I'd say that most of the work with checking components should be done off site, so as long as you have spairs at home your ok.
 
Permabanned
OP
Joined
19 Apr 2006
Posts
2,333
Location
West Yorkshire
Vent as your already doing it your a good person to ask.

What about legal requirements?

Do I need insurance?
VAT registered?
Do I pay tax on what I earn?
Do I need a business bank account?
 
Soldato
Joined
19 May 2005
Posts
18,097
Location
Lancashire
The_KiD said:
Vent as your already doing it your a good person to ask.

What about legal requirements?

Do I need insurance?
VAT registered?
Do I pay tax on what I earn?
Do I need a business bank account?
You will need all that id expect, as your making an income, but your better off speaking to an accountant or something because you will probably be earning under the limit for tax.

Mark
 
Wise Guy
Permabanned
Joined
15 Aug 2005
Posts
2,948
The_KiD said:
Do I need insurance?
That depends on exactly what you do and how you do it.

The_KiD said:
VAT registered?
If your turnover (and that's turnover, not profit) of taxable supplies exceeds £61,000 (£70,000 for distance selling) per year, then yes, you do. That, by the way, is a slight simplification of the requirement, but it's broadly right.

You will be liable to pay the VAT you should have been charging, and penalties/interest on late payment, if you should have registered and don't, so don't forget this if you qualify. It'll get very expensive for you if you do, and they catch up with you.

Also, you can register voluntarily even if you don't exceed the threshold at which you must register. There are reasons to do this, and reasons not to.

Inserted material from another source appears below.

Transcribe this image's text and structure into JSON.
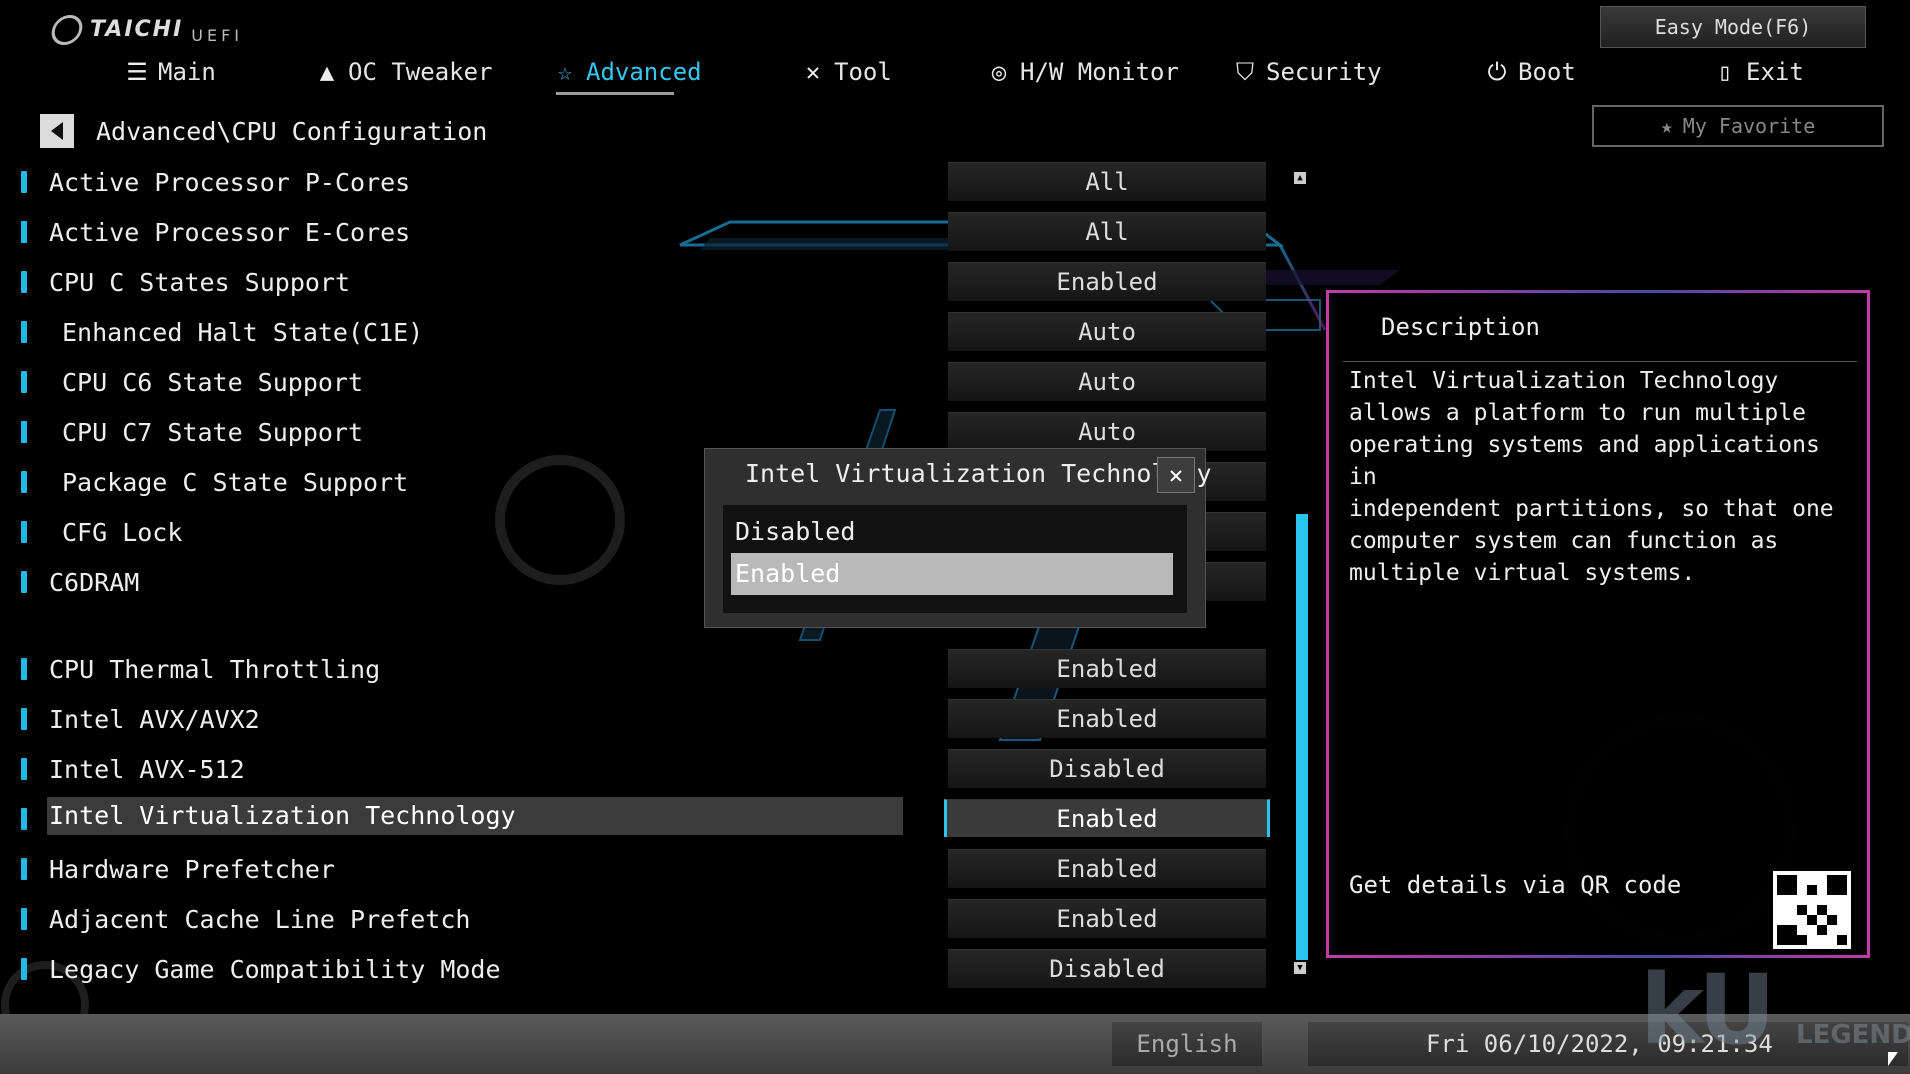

The_KiD said:
Do I pay tax on what I earn?
Depends on what you earn from ths, and from other sources. You have an allowance of about £5000 (ish) PA. If your total earned income exceeds that, you'll pay tax on profits. Note, profits not turnover, as with VAT.

But, whether you pay tax or not, you MUST let the Revenue know you're trading, and you'll probably end up filling in a Tax Return every year, whether you actually pay tax or not.

The_KiD said:
Do I need a business bank account?
No, probably not. But you will need to keep accurate records, and a business account helps.

Also, if you choose to use a trading name, many banks get awkward about paying cheques made out to your trading name into your personal bank account.

So though it probably won't be strictly necessary, it may well make things easier.
 
Back
Top Bottom